Q: I ran into many European tourists on my trip–why should Americans also value and visit the Delta?
Matt Marshall, American Blues Scene: No other music, literally in history, has made so much of a cultural impact on the entire world. Europeans appreciate it. God only knows why more Americans don’t.
Wesley Smith, Greenville-Washington County Convention & Visitors Bureau: The Europeans are easier to spot because of the accents, but Americans flock to the Delta by the thousands and this grows each year as our tourism efforts become more organized.
All of us have a soundtrack to our life both individually and as a country. Each generation’s music builds on the last, and all of that music traces a direct path back to the Mississippi Delta. Therefore all Americans value the Delta. Many just don’t know it. Yet.
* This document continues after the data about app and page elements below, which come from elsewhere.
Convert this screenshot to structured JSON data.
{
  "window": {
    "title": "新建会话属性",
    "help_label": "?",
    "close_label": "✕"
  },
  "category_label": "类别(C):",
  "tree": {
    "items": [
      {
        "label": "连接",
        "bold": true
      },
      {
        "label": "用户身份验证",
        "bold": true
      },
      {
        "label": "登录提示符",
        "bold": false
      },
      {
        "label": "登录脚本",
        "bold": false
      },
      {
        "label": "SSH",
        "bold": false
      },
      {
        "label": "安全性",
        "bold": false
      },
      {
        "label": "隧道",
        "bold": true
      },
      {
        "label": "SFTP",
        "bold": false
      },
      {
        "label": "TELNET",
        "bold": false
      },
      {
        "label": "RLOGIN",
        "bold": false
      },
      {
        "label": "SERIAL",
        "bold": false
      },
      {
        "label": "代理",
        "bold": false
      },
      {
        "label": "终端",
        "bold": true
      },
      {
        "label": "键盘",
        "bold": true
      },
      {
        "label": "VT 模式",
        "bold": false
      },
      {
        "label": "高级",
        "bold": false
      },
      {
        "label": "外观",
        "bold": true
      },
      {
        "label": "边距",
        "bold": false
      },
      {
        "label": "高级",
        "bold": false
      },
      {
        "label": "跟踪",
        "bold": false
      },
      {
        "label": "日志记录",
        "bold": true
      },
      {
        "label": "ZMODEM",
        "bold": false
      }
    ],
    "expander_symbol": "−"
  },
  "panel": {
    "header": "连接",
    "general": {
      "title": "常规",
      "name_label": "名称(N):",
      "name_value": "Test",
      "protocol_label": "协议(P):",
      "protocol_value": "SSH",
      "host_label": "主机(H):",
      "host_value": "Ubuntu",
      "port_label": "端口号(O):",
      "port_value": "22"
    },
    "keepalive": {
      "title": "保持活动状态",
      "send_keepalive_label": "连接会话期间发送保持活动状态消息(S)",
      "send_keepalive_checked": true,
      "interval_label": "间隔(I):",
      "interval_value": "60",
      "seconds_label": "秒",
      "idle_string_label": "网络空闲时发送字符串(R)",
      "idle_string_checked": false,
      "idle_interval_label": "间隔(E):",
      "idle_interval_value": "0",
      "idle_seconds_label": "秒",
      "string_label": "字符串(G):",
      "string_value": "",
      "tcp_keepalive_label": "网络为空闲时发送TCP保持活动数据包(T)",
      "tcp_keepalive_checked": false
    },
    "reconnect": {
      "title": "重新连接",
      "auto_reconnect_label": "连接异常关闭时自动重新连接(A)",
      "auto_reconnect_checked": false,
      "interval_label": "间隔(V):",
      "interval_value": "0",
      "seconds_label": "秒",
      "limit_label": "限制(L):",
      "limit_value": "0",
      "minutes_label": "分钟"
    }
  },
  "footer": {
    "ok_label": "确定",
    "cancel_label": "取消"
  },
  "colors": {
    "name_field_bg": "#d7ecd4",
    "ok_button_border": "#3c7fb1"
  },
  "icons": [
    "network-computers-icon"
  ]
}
Roger Stolle, Cat Head: During Juke Joint Festival last April, we had international visitors from at least twenty-three countries! Crazy, really, for a little town of 19,000 in the poor Mississippi Delta. We also had national visitors from at least forty-six states.
When I lived in St. Louis, I used to tell folks that it’s only a six-hour drive, but it’s like you flew six hours. It’s a foreign land…so close to home. This is a land trapped in time. The music here still reaches back to the beginnings of the genre. A night in a Mississippi juke joint hearing a seventy-year-old bluesman play and sing will change any fan of music or history forever. But because you can still experience this archaic art form today, doesn’t mean that you’ll be able to tomorrow. C’mon on down to the Delta, and see for yourself.
Trailer for We Juke Up In Here